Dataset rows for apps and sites

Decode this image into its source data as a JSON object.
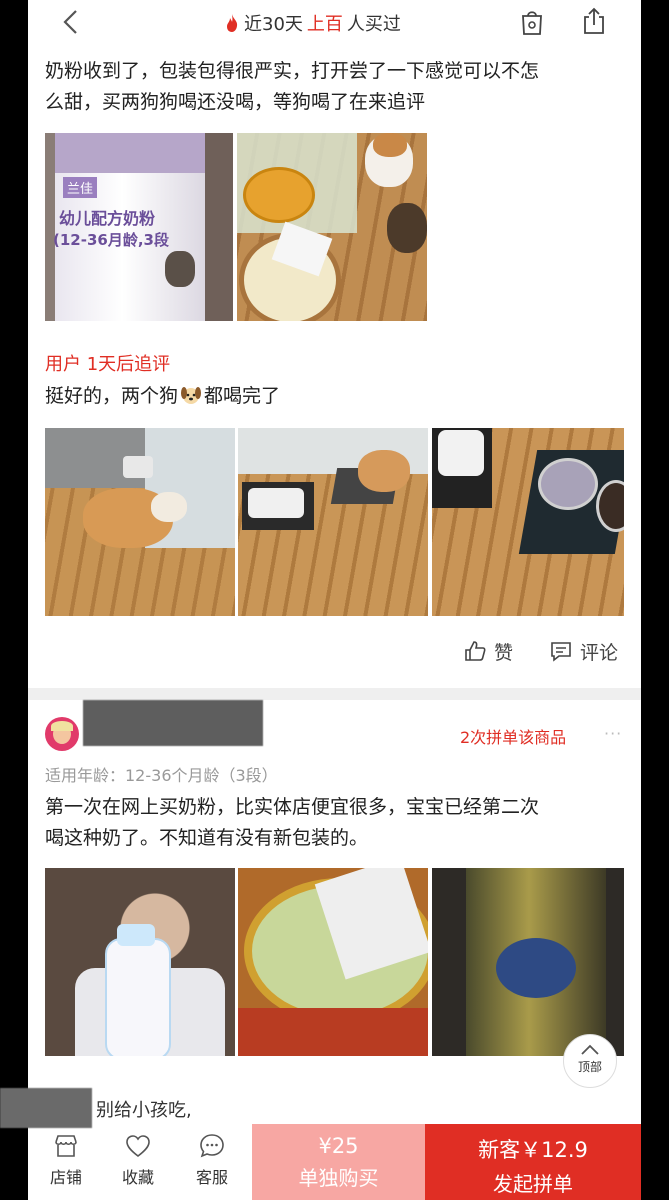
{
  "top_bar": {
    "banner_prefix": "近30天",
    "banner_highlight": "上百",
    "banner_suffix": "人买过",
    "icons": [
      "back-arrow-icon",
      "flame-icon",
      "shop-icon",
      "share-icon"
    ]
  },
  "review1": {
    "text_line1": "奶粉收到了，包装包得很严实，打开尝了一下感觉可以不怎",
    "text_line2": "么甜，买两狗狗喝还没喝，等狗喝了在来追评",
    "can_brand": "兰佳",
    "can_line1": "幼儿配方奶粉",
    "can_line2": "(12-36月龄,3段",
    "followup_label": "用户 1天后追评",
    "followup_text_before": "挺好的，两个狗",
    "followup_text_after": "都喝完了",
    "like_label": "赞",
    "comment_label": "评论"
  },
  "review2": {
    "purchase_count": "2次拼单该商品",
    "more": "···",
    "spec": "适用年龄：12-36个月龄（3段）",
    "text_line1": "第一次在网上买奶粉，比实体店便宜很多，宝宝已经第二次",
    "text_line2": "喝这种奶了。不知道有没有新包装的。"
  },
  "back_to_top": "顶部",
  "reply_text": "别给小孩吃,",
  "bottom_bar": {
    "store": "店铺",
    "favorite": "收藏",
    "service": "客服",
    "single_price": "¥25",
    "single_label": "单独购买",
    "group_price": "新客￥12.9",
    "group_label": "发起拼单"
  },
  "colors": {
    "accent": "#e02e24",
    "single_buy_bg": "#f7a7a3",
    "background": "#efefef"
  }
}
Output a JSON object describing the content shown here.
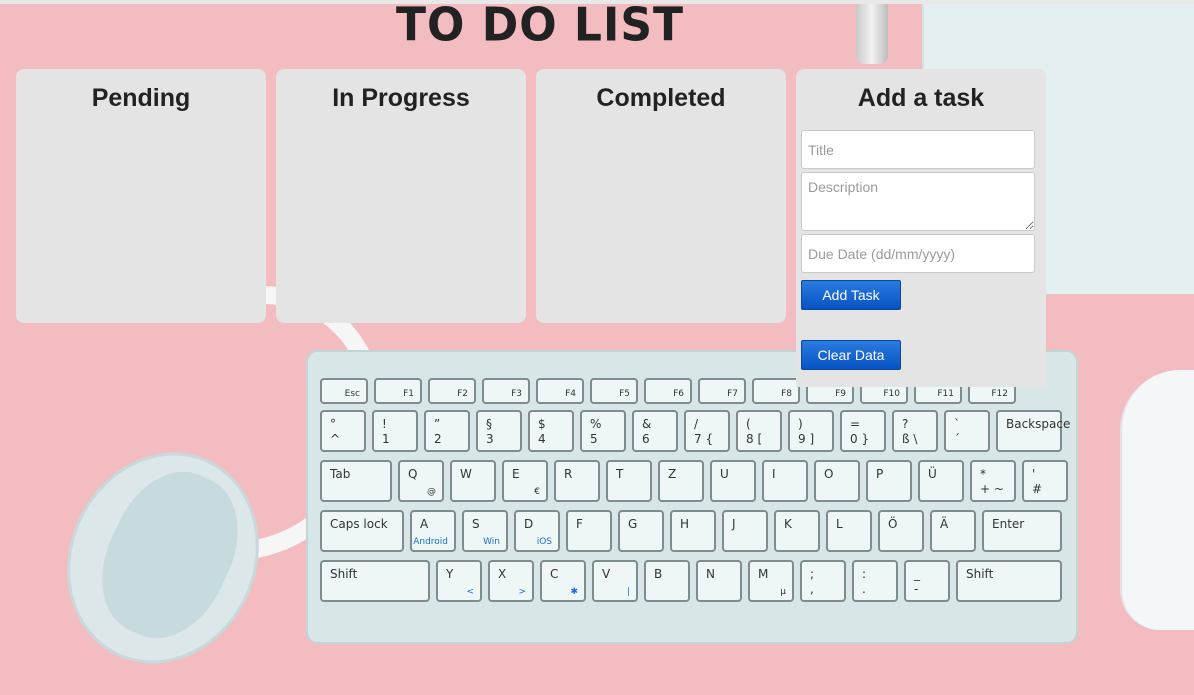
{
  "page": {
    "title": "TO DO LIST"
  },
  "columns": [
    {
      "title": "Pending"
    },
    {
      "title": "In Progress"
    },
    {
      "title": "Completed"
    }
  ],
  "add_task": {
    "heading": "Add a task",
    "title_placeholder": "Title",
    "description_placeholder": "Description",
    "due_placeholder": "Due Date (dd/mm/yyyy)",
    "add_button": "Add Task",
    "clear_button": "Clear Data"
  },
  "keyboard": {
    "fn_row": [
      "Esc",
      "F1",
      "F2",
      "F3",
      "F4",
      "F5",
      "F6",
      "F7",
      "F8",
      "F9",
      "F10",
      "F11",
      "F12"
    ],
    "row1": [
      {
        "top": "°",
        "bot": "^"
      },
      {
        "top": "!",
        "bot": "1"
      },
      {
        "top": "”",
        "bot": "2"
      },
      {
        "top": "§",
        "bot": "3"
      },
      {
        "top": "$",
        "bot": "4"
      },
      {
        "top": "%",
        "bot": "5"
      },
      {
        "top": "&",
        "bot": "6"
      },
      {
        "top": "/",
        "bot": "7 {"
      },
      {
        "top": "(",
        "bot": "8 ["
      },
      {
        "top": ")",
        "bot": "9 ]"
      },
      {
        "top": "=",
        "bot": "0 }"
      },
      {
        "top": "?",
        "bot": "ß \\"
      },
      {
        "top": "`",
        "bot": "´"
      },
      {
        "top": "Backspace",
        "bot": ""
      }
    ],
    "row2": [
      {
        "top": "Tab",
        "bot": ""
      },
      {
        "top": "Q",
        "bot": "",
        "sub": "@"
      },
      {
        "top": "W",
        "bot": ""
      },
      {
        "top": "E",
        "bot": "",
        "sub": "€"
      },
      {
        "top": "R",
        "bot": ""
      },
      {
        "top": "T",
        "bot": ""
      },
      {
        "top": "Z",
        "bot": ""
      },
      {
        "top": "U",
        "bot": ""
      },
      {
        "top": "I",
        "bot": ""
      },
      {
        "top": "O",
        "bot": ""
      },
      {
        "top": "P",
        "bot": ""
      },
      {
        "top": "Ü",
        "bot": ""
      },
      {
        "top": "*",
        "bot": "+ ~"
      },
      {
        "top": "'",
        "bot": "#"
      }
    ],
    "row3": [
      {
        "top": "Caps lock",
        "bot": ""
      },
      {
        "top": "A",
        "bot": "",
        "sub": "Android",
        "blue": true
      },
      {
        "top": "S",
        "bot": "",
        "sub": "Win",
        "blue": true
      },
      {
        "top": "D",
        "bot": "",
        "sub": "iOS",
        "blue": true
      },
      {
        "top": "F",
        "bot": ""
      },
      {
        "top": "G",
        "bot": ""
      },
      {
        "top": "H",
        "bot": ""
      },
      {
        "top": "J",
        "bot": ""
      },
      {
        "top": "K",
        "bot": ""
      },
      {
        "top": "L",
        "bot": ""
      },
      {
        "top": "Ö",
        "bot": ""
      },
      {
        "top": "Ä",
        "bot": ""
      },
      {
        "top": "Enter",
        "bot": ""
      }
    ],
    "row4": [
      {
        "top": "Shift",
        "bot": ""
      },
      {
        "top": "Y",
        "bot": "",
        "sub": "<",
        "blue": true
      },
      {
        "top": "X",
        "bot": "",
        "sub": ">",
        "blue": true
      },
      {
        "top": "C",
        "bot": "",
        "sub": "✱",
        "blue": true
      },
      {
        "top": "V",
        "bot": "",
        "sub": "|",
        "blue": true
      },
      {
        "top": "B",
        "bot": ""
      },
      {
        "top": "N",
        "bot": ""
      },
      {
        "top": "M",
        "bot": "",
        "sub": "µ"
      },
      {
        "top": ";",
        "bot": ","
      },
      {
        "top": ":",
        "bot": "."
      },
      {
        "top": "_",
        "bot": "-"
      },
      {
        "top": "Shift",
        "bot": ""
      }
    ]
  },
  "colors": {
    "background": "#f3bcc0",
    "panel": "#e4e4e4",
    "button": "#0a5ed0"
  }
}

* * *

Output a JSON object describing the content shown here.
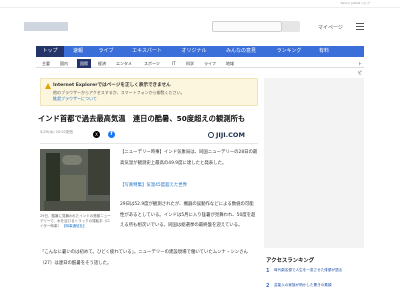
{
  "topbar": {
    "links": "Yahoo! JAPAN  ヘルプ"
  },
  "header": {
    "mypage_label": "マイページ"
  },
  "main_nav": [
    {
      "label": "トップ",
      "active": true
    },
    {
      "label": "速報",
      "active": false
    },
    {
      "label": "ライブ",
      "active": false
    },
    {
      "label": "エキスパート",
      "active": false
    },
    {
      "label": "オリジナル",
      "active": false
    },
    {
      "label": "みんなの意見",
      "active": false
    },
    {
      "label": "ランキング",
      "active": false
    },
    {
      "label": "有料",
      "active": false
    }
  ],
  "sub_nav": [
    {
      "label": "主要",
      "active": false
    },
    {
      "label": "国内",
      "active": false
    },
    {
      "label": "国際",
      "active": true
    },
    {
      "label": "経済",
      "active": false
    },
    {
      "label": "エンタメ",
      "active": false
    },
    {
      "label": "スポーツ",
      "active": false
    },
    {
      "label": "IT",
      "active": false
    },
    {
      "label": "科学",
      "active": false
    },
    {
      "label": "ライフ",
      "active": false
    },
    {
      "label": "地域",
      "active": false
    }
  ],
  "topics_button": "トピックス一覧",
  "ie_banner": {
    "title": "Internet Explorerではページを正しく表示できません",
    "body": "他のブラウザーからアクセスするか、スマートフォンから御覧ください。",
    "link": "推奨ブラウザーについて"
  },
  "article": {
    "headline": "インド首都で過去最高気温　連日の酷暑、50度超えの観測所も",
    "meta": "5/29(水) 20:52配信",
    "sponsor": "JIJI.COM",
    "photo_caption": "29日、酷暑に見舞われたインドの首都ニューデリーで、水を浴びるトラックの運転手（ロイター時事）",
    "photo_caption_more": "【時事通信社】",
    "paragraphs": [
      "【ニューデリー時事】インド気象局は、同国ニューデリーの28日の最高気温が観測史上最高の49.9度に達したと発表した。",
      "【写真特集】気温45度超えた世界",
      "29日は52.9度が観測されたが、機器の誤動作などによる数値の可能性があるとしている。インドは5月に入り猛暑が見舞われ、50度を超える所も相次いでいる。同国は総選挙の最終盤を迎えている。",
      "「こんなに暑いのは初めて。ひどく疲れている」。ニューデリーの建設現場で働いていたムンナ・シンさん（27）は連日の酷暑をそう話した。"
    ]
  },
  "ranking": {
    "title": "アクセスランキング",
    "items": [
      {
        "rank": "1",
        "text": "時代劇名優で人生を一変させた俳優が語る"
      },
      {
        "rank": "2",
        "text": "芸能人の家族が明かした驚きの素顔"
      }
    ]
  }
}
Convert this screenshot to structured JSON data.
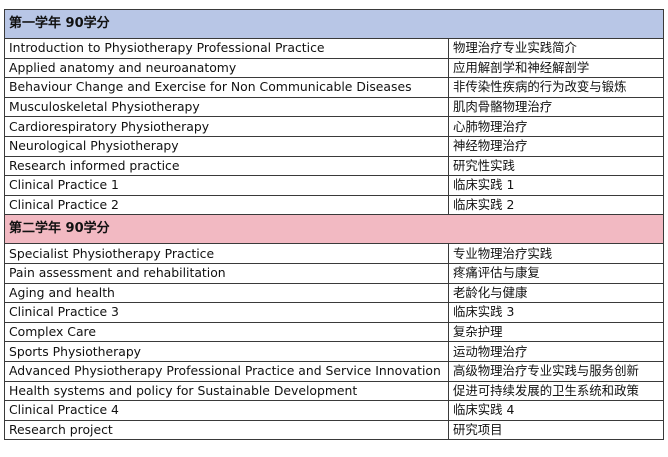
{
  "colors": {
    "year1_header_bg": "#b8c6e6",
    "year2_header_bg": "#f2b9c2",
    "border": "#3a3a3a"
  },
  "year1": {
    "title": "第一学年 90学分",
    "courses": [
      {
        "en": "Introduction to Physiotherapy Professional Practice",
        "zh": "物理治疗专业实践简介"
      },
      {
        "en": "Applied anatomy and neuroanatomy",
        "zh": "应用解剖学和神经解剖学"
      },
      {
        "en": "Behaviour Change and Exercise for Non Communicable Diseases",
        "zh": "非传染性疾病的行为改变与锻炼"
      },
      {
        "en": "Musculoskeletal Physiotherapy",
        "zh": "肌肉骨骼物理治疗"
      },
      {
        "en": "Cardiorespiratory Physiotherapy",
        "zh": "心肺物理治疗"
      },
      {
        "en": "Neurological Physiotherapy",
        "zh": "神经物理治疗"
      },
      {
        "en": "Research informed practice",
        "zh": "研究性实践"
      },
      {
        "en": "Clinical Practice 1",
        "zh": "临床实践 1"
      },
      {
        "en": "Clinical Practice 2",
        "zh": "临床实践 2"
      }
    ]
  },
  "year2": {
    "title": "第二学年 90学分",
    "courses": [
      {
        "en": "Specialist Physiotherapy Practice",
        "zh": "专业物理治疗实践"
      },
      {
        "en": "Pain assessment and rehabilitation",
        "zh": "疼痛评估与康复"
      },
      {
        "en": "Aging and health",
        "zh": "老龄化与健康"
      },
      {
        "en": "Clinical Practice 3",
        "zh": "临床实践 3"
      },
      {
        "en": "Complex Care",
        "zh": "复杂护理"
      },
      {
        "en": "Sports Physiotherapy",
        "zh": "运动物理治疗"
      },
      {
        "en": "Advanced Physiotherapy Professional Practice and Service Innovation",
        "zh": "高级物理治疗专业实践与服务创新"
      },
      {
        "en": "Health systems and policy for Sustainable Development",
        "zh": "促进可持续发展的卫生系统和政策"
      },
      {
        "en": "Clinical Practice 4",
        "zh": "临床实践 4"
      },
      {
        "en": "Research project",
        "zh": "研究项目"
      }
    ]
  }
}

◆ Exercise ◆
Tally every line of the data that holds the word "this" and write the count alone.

◆ Written answer ◆
2